__What you are asked to do__
No pictures go into the copy. Write out every line below exactly.

__Records for processing__
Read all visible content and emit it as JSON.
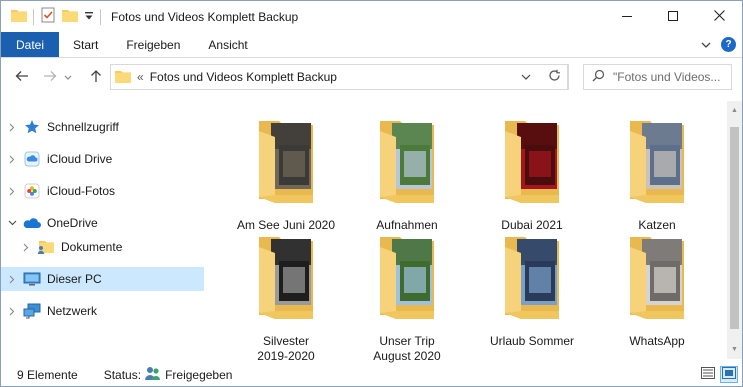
{
  "window": {
    "title": "Fotos und Videos Komplett Backup",
    "accent": "#1b5fb0"
  },
  "quick_access_toolbar": {
    "icons": [
      "folder-icon",
      "properties-checkmark-icon",
      "new-folder-icon",
      "customize-dropdown-icon"
    ]
  },
  "window_controls": {
    "icons": [
      "minimize-icon",
      "maximize-icon",
      "close-icon"
    ]
  },
  "ribbon": {
    "tabs": [
      {
        "label": "Datei",
        "active": true
      },
      {
        "label": "Start"
      },
      {
        "label": "Freigeben"
      },
      {
        "label": "Ansicht"
      }
    ],
    "help_label": "?"
  },
  "address": {
    "overflow": "«",
    "path": "Fotos und Videos Komplett Backup"
  },
  "search": {
    "placeholder": "\"Fotos und Videos..."
  },
  "nav_pane": {
    "items": [
      {
        "label": "Schnellzugriff",
        "icon": "star-icon",
        "expanded": false
      },
      {
        "label": "iCloud Drive",
        "icon": "icloud-icon",
        "expanded": false
      },
      {
        "label": "iCloud-Fotos",
        "icon": "icloud-photos-icon",
        "expanded": false
      },
      {
        "label": "OneDrive",
        "icon": "onedrive-icon",
        "expanded": true
      },
      {
        "label": "Dokumente",
        "icon": "shared-folder-icon",
        "expanded": false
      },
      {
        "label": "Dieser PC",
        "icon": "computer-icon",
        "expanded": false,
        "selected": true
      },
      {
        "label": "Netzwerk",
        "icon": "network-icon",
        "expanded": false
      }
    ]
  },
  "folders": [
    {
      "name": "Am See Juni 2020",
      "thumb": [
        "#3c3a36",
        "#6f6759"
      ]
    },
    {
      "name": "Aufnahmen",
      "thumb": [
        "#4c7a3a",
        "#b7c6d8"
      ]
    },
    {
      "name": "Dubai 2021",
      "thumb": [
        "#4a0d0d",
        "#a5151f"
      ]
    },
    {
      "name": "Katzen",
      "thumb": [
        "#5d6f8a",
        "#c9c3b9"
      ]
    },
    {
      "name": "Silvester\n2019-2020",
      "lines": [
        "Silvester",
        "2019-2020"
      ],
      "thumb": [
        "#1e1e1e",
        "#9a9a9a"
      ]
    },
    {
      "name": "Unser Trip\nAugust 2020",
      "lines": [
        "Unser Trip",
        "August 2020"
      ],
      "thumb": [
        "#3f6b2e",
        "#9fc1de"
      ]
    },
    {
      "name": "Urlaub Sommer",
      "thumb": [
        "#2a3b5a",
        "#7aa0c8"
      ]
    },
    {
      "name": "WhatsApp",
      "thumb": [
        "#6e6b68",
        "#d7d3cf"
      ]
    }
  ],
  "statusbar": {
    "count": "9 Elemente",
    "status_label": "Status:",
    "status_value": "Freigegeben"
  }
}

__Output for this exercise__
Read all visible content and emit it as JSON.
{
  "window": {
    "title": "Fotos und Videos Komplett Backup",
    "accent": "#1b5fb0"
  },
  "quick_access_toolbar": {
    "icons": [
      "folder-icon",
      "properties-checkmark-icon",
      "new-folder-icon",
      "customize-dropdown-icon"
    ]
  },
  "window_controls": {
    "icons": [
      "minimize-icon",
      "maximize-icon",
      "close-icon"
    ]
  },
  "ribbon": {
    "tabs": [
      {
        "label": "Datei",
        "active": true
      },
      {
        "label": "Start"
      },
      {
        "label": "Freigeben"
      },
      {
        "label": "Ansicht"
      }
    ],
    "help_label": "?"
  },
  "address": {
    "overflow": "«",
    "path": "Fotos und Videos Komplett Backup"
  },
  "search": {
    "placeholder": "\"Fotos und Videos..."
  },
  "nav_pane": {
    "items": [
      {
        "label": "Schnellzugriff",
        "icon": "star-icon",
        "expanded": false
      },
      {
        "label": "iCloud Drive",
        "icon": "icloud-icon",
        "expanded": false
      },
      {
        "label": "iCloud-Fotos",
        "icon": "icloud-photos-icon",
        "expanded": false
      },
      {
        "label": "OneDrive",
        "icon": "onedrive-icon",
        "expanded": true
      },
      {
        "label": "Dokumente",
        "icon": "shared-folder-icon",
        "expanded": false
      },
      {
        "label": "Dieser PC",
        "icon": "computer-icon",
        "expanded": false,
        "selected": true
      },
      {
        "label": "Netzwerk",
        "icon": "network-icon",
        "expanded": false
      }
    ]
  },
  "folders": [
    {
      "name": "Am See Juni 2020",
      "thumb": [
        "#3c3a36",
        "#6f6759"
      ]
    },
    {
      "name": "Aufnahmen",
      "thumb": [
        "#4c7a3a",
        "#b7c6d8"
      ]
    },
    {
      "name": "Dubai 2021",
      "thumb": [
        "#4a0d0d",
        "#a5151f"
      ]
    },
    {
      "name": "Katzen",
      "thumb": [
        "#5d6f8a",
        "#c9c3b9"
      ]
    },
    {
      "name": "Silvester\n2019-2020",
      "lines": [
        "Silvester",
        "2019-2020"
      ],
      "thumb": [
        "#1e1e1e",
        "#9a9a9a"
      ]
    },
    {
      "name": "Unser Trip\nAugust 2020",
      "lines": [
        "Unser Trip",
        "August 2020"
      ],
      "thumb": [
        "#3f6b2e",
        "#9fc1de"
      ]
    },
    {
      "name": "Urlaub Sommer",
      "thumb": [
        "#2a3b5a",
        "#7aa0c8"
      ]
    },
    {
      "name": "WhatsApp",
      "thumb": [
        "#6e6b68",
        "#d7d3cf"
      ]
    }
  ],
  "statusbar": {
    "count": "9 Elemente",
    "status_label": "Status:",
    "status_value": "Freigegeben"
  }
}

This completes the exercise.